The side characters like the Reeds, Mrs Fairfax and Helen Burns were all necessary to the story and interesting enough, but nothing remarkable.


Overall, I enjoyed the second half of this book, but the first half was nowhere near as good.


Wuthering Heights by Emily Bronte | Review

I started reading Wuthering Heights on Tuesday and I wasn’t able to put it down. I finished it on Thursday and I want to read it again already.  I was completely wrapped up in the story in a way that I wasn’t when reading books by the other Bronte sisters.

I thought that Wuthering Heights was going to be boring, and at first the story seemed a little slow, but about a third of the way through the story began to speed up and I really enjoyed it.The plot was a bit confusing at times with all the links between all the characters, and I didn’t really have a suspension of disbelief while reading it, but it was still a good book. I liked the plot in general, and I liked that it had a pretty clear plot, unlike some books I’ve read before.

I have mixed feelings about the different characters. The character of Heathcliff was my favourite. I didn’t really know much about the novel before reading it, and I didn’t know he would become so dark, so cruel and so sneaky. But when he did, I really liked that side to his character. The romance between him and Cathy was beautiful. While the character of Cathy annoyed me a lot on her own, combined with Heathcliff there was a lovely romance.

The character Nelly Dean was probably my least favourite. It felt like she was forced into the story because she was the narrator. I kept thinking “Why would a servant be around when…”, and I don’t think she really added anything to the story. I felt a similar thing about Mr Lockwood, other than being a narrator he didn’t give anything to the story.

I didn’t mind any of the other characters, though some of them seemed a bit cliche – like Linton Heathcliff, the sickly invalid type, and Hindley, the classic alcoholic character.

Overall, I really enjoyed Wuthering Heights, its been on my “to be read” list for a long time, and I’m glad I finally read it.


Demon Road by Derek Landy |Review

Derek Landy has been one of my favourite authors ever since reading the Skulduggery Pleasant series. So of course I had to start reading his new series, the Demon Road trilogy.
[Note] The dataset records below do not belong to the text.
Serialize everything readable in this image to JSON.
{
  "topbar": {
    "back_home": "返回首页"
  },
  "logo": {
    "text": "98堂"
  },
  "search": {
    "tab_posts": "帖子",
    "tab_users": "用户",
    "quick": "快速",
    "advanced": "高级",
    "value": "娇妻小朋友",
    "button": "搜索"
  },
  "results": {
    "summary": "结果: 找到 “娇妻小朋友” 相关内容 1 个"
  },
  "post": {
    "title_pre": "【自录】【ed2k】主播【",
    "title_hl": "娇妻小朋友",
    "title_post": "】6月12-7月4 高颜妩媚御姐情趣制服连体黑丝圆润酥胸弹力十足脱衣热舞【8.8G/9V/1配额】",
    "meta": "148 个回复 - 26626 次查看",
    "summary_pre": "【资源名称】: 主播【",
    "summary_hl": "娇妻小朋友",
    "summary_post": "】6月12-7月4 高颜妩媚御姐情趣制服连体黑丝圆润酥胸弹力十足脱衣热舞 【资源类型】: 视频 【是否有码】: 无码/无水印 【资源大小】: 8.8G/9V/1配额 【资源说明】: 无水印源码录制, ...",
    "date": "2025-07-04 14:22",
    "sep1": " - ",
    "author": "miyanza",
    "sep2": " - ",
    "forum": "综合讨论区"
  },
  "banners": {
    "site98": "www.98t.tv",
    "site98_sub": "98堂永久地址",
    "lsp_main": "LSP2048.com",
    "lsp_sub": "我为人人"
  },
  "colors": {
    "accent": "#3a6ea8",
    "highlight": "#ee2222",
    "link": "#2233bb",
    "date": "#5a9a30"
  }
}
“Demon Road”, which is the first book in the series, is one of those books which you can’t put down. It’s fast paced, full of action, and though it has flaws they don’t spoil the enjoyment of the story.

My favourite thing about Derek Landy is how his stories are a mashup of different genres. Demon Road is as much a road trip and adventure story as it is a horror one. But it works. Landy mixes up demons, vampires and murders and it makes one hell of a book.

The characters also help this book to be as enjoyable as it is. If you’ve read Skulduggery Pleasant, you know that Landy’s characters are often smart and sarcastic or stupid and hilarious. The main character, Amber, is so much more likeable than Valkyrie from Skulduggery Pleasant. She’s a demon running from her parents who are trying to kill her. And her companions Milo and Glen are also solid characters. However any Skulduggery Pleasant fans will probably see a lot of parallels between some of the main characters in Demon Road and the ones in Skulduggery Pleasant.

I really enjoyed the book, sometimes the plot felt a bit rushed, but I didn’t mind. I’m looking forward to reading the next book, “Desolation”.